Given the proper motivation — and I guess, lack of moral compass — I’ve always felt that I’d make an excellent terrorist. I’m both devious and technically minded, giving me the skills to mastermind an audacious attack, and have a flair for the dramatic that would surely be useful in extracting the maximum emotional impact.
Just call me by my new nom de guerre: Goldy al-Ḩmār.
And so in the spirit of computer hackers who expose security flaws in an effort to make our devices and networks more secure, I’ve decided to offer my own services to the Transportation Security Administration, free of charge, in an effort to make air travel as absolutely risk free as humanly possible. I mean, clearly, if the imminent threat of terrorist attack is so great that we must now irradiate our children before allowing them to board a flight, then TSA can surely use all the help it can get.
Remember, the goal here is to eliminate all risk, no matter how improbable, and no matter how expensive, inconvenient or irradiating the means. With that in mind, my first tip to TSA is:
Eliminate Web Check-In.
Web check-in, in which you check in and print your boarding pass from home, has proven a huge convenience and time saver for tens of millions of passengers, not to mention a big money saver for the airlines. But it’s another 9/11 just waiting to happen.
Assume for a moment that the TSA’s limit on liquids, gels and aerosols is based on legitimate security concerns rather than pure fantasy. Currently, such substances must be in containers no larger than 3.4 ounces, and all such containers must fit in a single, one-quart, zip-locked bag per passenger. Now assume that the TSA is actually capable of scanning for such substances, rather than like, say, when I recently returned from Vegas and forgot to remove the very visible 750 ml bottle of water from the mesh enclosure on the outside of my backpack, only to have it pass through the x-ray machine without comment.

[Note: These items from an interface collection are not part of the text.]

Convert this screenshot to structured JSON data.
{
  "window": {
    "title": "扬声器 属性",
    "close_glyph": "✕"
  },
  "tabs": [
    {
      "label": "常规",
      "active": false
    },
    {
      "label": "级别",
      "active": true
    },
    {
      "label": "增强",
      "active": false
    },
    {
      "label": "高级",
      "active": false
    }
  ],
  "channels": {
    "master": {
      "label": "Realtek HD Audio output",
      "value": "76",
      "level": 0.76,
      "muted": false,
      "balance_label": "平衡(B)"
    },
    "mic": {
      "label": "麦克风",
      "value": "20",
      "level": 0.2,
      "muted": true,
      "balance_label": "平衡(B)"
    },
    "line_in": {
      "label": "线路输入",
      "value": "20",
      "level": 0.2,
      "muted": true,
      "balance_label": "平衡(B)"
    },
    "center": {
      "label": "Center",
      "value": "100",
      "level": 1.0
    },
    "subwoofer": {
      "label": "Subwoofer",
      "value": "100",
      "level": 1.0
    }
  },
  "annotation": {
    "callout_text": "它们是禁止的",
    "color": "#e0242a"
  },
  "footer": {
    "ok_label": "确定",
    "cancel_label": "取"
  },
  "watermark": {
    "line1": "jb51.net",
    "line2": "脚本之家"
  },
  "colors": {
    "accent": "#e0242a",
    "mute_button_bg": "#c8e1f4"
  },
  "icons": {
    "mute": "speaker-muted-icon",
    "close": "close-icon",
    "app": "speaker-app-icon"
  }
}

Well, assuming liquids are potentially dangerous, and assuming TSA is capable of consistently screening them out, web check-in creates the opportunity for a team of terrorists to individually carry through security, and combine on the other side, dozens of 3.4 ounce bottles of liquid explosive… without even buying tickets for each member of the cell!

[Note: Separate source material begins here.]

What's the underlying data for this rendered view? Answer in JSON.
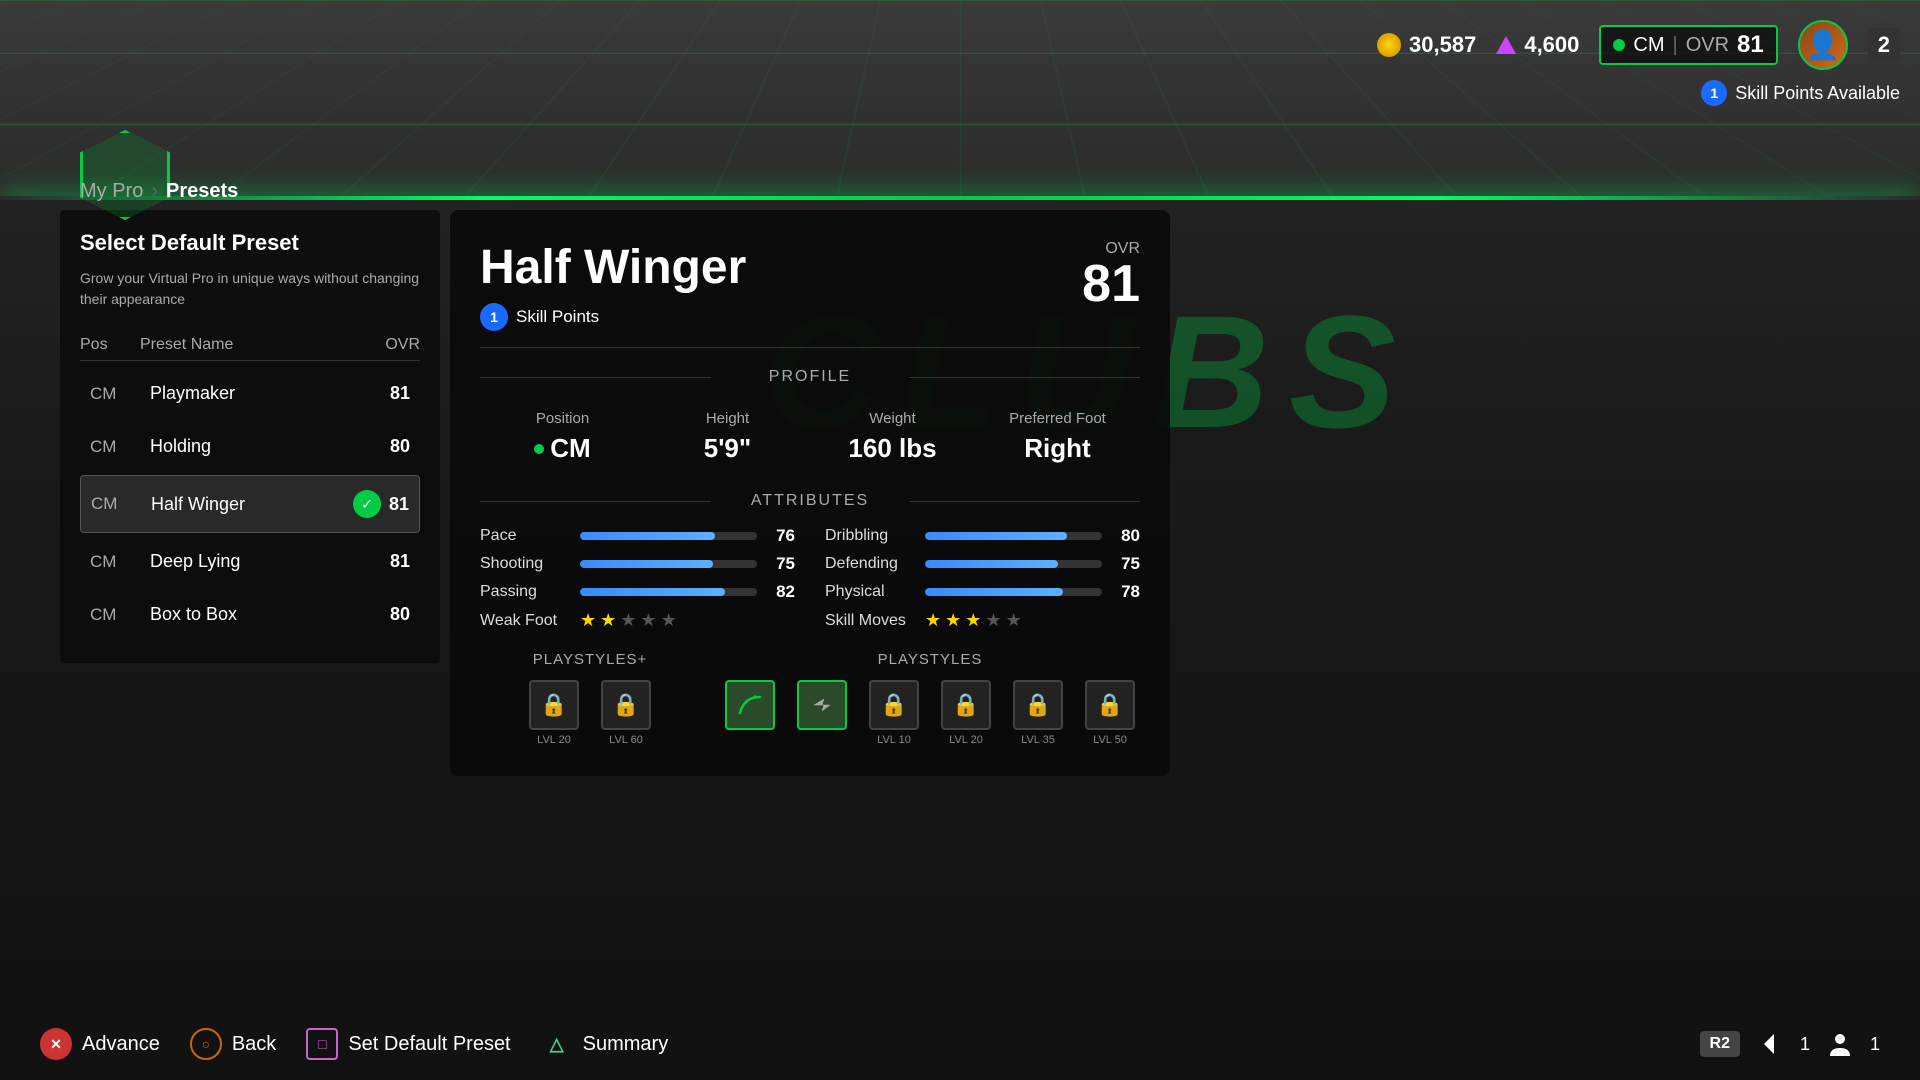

See, TSA doesn’t actually scan the bar code on your boarding pass like they do before you board the flight, they just look to see if it’s for today, and whether the name matches the name on your ID. So all an enterprising group of liquid bombers has to do is print one boarding pass, capture the image, and photoshop it to create and print additional boarding passes for each member of the cell. No cost, and no need to tip off authorities that a bunch of people with dangerous sounding names are all traveling from the same airport on the same day.
And secreting through security large quantities of liquid (or individually innocuous looking parts for some easily assembled weapon) is just one of the many nefarious things a terrorist might achieve via the fake boarding pass scam. For example, a terrorist on the watch list could simply purchase a ticket in somebody else’s name, and then photoshop the name on the boarding pass to match his own ID; the airlines and TSA would have no idea that this terrorist was even flying!
So while web check-in may be a welcome time and money saving convenience, as long as there’s even a vague risk of it being used as part of a terrorist plot, TSA has no choice but to shut it down and go back to the old system where we all waited in line for hours to check in.
For if Goldy al-Ḩmār can imagine it, so too can the real terrorists. And can we ever be too safe?